WORK INSTRUCTIONS: Could you write out all of the data again, word for word?

----- DATASET RECORDS -----

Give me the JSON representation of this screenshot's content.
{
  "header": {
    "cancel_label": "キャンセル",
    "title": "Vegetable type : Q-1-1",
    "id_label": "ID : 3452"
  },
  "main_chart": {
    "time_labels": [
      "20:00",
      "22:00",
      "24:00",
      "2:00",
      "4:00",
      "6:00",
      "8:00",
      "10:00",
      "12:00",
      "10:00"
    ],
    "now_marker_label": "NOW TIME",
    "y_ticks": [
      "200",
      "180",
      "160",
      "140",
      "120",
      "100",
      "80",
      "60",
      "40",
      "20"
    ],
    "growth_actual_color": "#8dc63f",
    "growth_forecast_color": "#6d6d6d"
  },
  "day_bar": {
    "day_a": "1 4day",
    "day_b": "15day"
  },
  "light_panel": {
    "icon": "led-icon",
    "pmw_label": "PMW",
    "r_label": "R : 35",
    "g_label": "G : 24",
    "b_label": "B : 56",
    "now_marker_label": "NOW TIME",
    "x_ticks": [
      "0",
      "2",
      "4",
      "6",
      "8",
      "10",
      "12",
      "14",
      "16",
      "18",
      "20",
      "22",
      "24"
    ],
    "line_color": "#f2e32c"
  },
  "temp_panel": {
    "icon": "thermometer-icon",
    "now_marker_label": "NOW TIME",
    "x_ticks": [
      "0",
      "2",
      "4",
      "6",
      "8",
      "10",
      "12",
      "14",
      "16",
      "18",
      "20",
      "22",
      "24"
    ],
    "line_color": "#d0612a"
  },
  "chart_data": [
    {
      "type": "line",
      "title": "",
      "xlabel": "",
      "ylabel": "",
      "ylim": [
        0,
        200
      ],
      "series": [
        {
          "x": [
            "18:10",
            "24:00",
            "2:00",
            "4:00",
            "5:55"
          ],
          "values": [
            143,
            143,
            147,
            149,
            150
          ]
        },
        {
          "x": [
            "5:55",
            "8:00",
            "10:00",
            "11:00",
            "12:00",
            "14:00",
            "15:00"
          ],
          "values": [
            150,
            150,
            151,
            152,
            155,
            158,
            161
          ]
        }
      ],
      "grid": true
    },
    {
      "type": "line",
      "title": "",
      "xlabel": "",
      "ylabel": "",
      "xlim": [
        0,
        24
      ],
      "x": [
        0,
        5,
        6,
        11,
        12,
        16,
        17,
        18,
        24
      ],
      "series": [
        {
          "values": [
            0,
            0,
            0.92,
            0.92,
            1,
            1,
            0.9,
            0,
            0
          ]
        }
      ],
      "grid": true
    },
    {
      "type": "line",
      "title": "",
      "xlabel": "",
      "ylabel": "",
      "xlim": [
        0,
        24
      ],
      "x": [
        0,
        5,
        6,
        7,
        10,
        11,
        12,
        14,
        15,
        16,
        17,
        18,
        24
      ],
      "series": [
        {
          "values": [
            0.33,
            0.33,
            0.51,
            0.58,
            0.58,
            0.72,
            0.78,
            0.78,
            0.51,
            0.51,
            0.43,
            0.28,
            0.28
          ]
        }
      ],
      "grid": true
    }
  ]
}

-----

WRITTEN ANSWER:
Give me the JSON representation of this screenshot's content.
{
  "header": {
    "cancel_label": "キャンセル",
    "title": "Vegetable type : Q-1-1",
    "id_label": "ID : 3452"
  },
  "main_chart": {
    "time_labels": [
      "20:00",
      "22:00",
      "24:00",
      "2:00",
      "4:00",
      "6:00",
      "8:00",
      "10:00",
      "12:00",
      "10:00"
    ],
    "now_marker_label": "NOW TIME",
    "y_ticks": [
      "200",
      "180",
      "160",
      "140",
      "120",
      "100",
      "80",
      "60",
      "40",
      "20"
    ],
    "growth_actual_color": "#8dc63f",
    "growth_forecast_color": "#6d6d6d"
  },
  "day_bar": {
    "day_a": "1 4day",
    "day_b": "15day"
  },
  "light_panel": {
    "icon": "led-icon",
    "pmw_label": "PMW",
    "r_label": "R : 35",
    "g_label": "G : 24",
    "b_label": "B : 56",
    "now_marker_label": "NOW TIME",
    "x_ticks": [
      "0",
      "2",
      "4",
      "6",
      "8",
      "10",
      "12",
      "14",
      "16",
      "18",
      "20",
      "22",
      "24"
    ],
    "line_color": "#f2e32c"
  },
  "temp_panel": {
    "icon": "thermometer-icon",
    "now_marker_label": "NOW TIME",
    "x_ticks": [
      "0",
      "2",
      "4",
      "6",
      "8",
      "10",
      "12",
      "14",
      "16",
      "18",
      "20",
      "22",
      "24"
    ],
    "line_color": "#d0612a"
  },
  "chart_data": [
    {
      "type": "line",
      "title": "",
      "xlabel": "",
      "ylabel": "",
      "ylim": [
        0,
        200
      ],
      "series": [
        {
          "x": [
            "18:10",
            "24:00",
            "2:00",
            "4:00",
            "5:55"
          ],
          "values": [
            143,
            143,
            147,
            149,
            150
          ]
        },
        {
          "x": [
            "5:55",
            "8:00",
            "10:00",
            "11:00",
            "12:00",
            "14:00",
            "15:00"
          ],
          "values": [
            150,
            150,
            151,
            152,
            155,
            158,
            161
          ]
        }
      ],
      "grid": true
    },
    {
      "type": "line",
      "title": "",
      "xlabel": "",
      "ylabel": "",
      "xlim": [
        0,
        24
      ],
      "x": [
        0,
        5,
        6,
        11,
        12,
        16,
        17,
        18,
        24
      ],
      "series": [
        {
          "values": [
            0,
            0,
            0.92,
            0.92,
            1,
            1,
            0.9,
            0,
            0
          ]
        }
      ],
      "grid": true
    },
    {
      "type": "line",
      "title": "",
      "xlabel": "",
      "ylabel": "",
      "xlim": [
        0,
        24
      ],
      "x": [
        0,
        5,
        6,
        7,
        10,
        11,
        12,
        14,
        15,
        16,
        17,
        18,
        24
      ],
      "series": [
        {
          "values": [
            0.33,
            0.33,
            0.51,
            0.58,
            0.58,
            0.72,
            0.78,
            0.78,
            0.51,
            0.51,
            0.43,
            0.28,
            0.28
          ]
        }
      ],
      "grid": true
    }
  ]
}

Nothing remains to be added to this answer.